New research from the Global Disinformation Index (GDI) shows that half of German media sites present medium risks levels of carrying disinformation.
These findings are based on an analysis of 30 German-language media sites, including some of the highest-traffic and most used sites in the country (see figure 1).
Figure 1: Media sites assessed in Germany (in alphabetical order)
Figure 2: Risk Ratings for German Media Sites
Thirty percent of our sample—including some of Germany’s most followed news sites—are also those with the lowest levels of disinformation risk. This notable group of sites have a very limited number of disinformation flags across the three pillars.
While these strengths are commendable, a majority of German media sites generally lack many of the recommended operational checks and balances, and are shown to have mixed levels of brand trust by their online users.
Strengthening operational and editorial policies could help mitigate the risk of disinformation and increase brand trust.
For example, the majority of domains do not state that their newsrooms are independent from their publishers. Unfortunately, the German Press Code does not require its members to follow such a policy. In contrast to publicly-funded media sites in Germany, privately-owned media outlets in our sample do not always publish information on who owns or funds them.

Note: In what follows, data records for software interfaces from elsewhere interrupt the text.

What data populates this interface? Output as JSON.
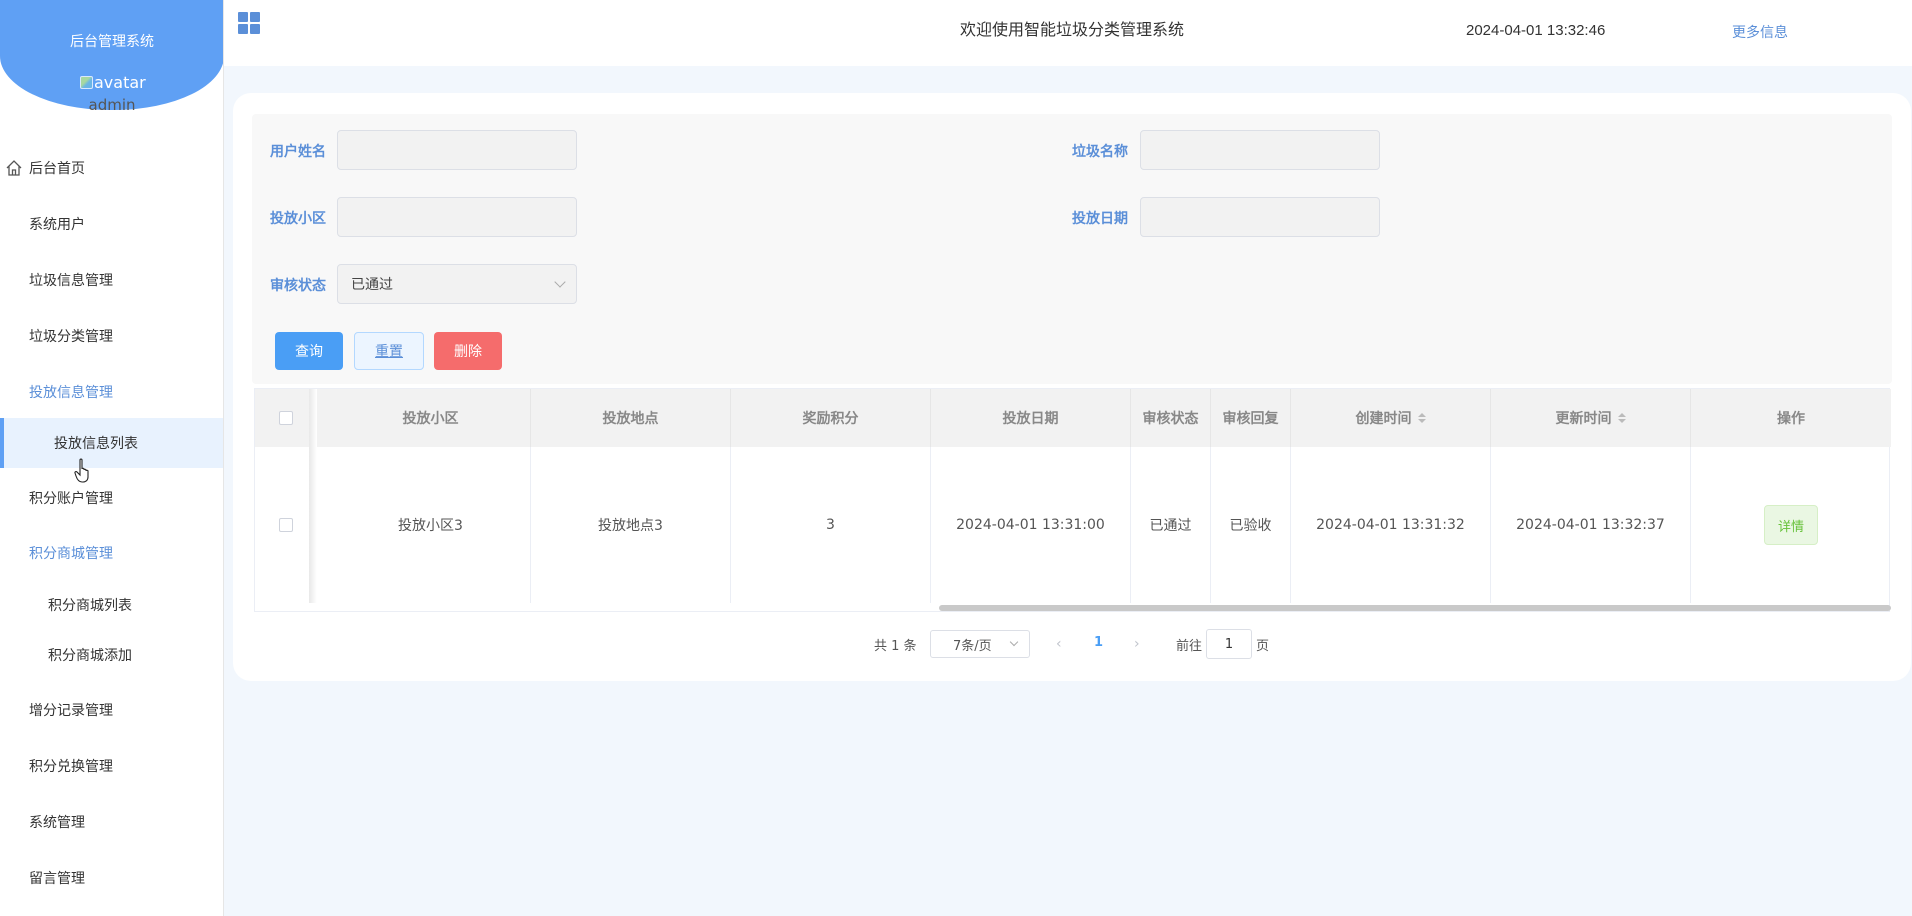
{
  "sidebar": {
    "brand_title": "后台管理系统",
    "avatar_alt": "avatar",
    "username": "admin",
    "items": [
      {
        "label": "后台首页"
      },
      {
        "label": "系统用户"
      },
      {
        "label": "垃圾信息管理"
      },
      {
        "label": "垃圾分类管理"
      },
      {
        "label": "投放信息管理"
      },
      {
        "label": "投放信息列表"
      },
      {
        "label": "积分账户管理"
      },
      {
        "label": "积分商城管理"
      },
      {
        "label": "积分商城列表"
      },
      {
        "label": "积分商城添加"
      },
      {
        "label": "增分记录管理"
      },
      {
        "label": "积分兑换管理"
      },
      {
        "label": "系统管理"
      },
      {
        "label": "留言管理"
      }
    ]
  },
  "header": {
    "title": "欢迎使用智能垃圾分类管理系统",
    "datetime": "2024-04-01 13:32:46",
    "more_label": "更多信息"
  },
  "search": {
    "user_name_label": "用户姓名",
    "user_name_value": "",
    "garbage_name_label": "垃圾名称",
    "garbage_name_value": "",
    "community_label": "投放小区",
    "community_value": "",
    "date_label": "投放日期",
    "date_value": "",
    "status_label": "审核状态",
    "status_value": "已通过",
    "query_label": "查询",
    "reset_label": "重置",
    "delete_label": "删除"
  },
  "table": {
    "columns": [
      "投放小区",
      "投放地点",
      "奖励积分",
      "投放日期",
      "审核状态",
      "审核回复",
      "创建时间",
      "更新时间",
      "操作"
    ],
    "rows": [
      {
        "community": "投放小区3",
        "location": "投放地点3",
        "points": "3",
        "date": "2024-04-01 13:31:00",
        "status": "已通过",
        "reply": "已验收",
        "created": "2024-04-01 13:31:32",
        "updated": "2024-04-01 13:32:37",
        "action": "详情"
      }
    ]
  },
  "pagination": {
    "total": "共 1 条",
    "page_size": "7条/页",
    "current_page": "1",
    "goto_label": "前往",
    "goto_value": "1",
    "page_suffix": "页"
  },
  "colors": {
    "accent": "#5fa0f4",
    "primary_button": "#4a9ef5",
    "danger_button": "#f56c6c",
    "success_text": "#67c23a"
  }
}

Policies of this kind have been agreed by journalists as part of the Journalism Trust Initiative standard, a universal framework created by media and journalists for their industry.
Figure 3: Average Pillar Score, by Risk Rating
There are only two maximum-risk sites in our German sample. These two sites generally demonstrate multiple risk flags for all of the three pillars. They tend to use their stories to negatively target specific groups and/or individuals, and have very low levels of brand trust by online users.
The report is the first of its kind done on the German media market. It applies the GDI methodology for assessing disinformation risk in three areas: the reliability of the site’s content, the site’s operational checks and balances, and how informed online readers perceive the overall context of the sites. The assessment was conducted between February and June 2020. Only the top performing sites are named in the report.
The overall market risk score across the three pillars for Germany is 59 (see Figure 3). Germany is one of 10 countries which will be assessed in 2020 using this methodology.
The report’s findings serve as a road map to address the risk areas that were found. Suggested measures include:
- Improve the implementation of country-specific journalistic and operational standards recommended by the German Press Code, and expand upon these recommendations by adopting and aligning with the standards set by the Journalism Trust Initiative.
- Ensure that sites consistently publish statements of editorial independence, ownership and funding sources which are easily findable for online users (for instance by adding such information to the ‘Impressum’ page).
- Emphasise the need to publish policies on algorithmically and synthetically generated content as it becomes more widely adopted in German newsrooms.
- Highlight article authorship clearly and consistently by adding bylines and providing background information on authors on individual profile pages.
- Improve and make more visible a site’s correction practices by publishing policies on error corrections and submitting correction requests, in accordance with recommendations by the German Press Council.
GDI looks forward to working with news sites and media bodies in Germany to advance these policies and other actions that will create a bulwark against disinformation risks.
If you are interested in learning more about this study or GDI’s work, please contact us via email@example.com.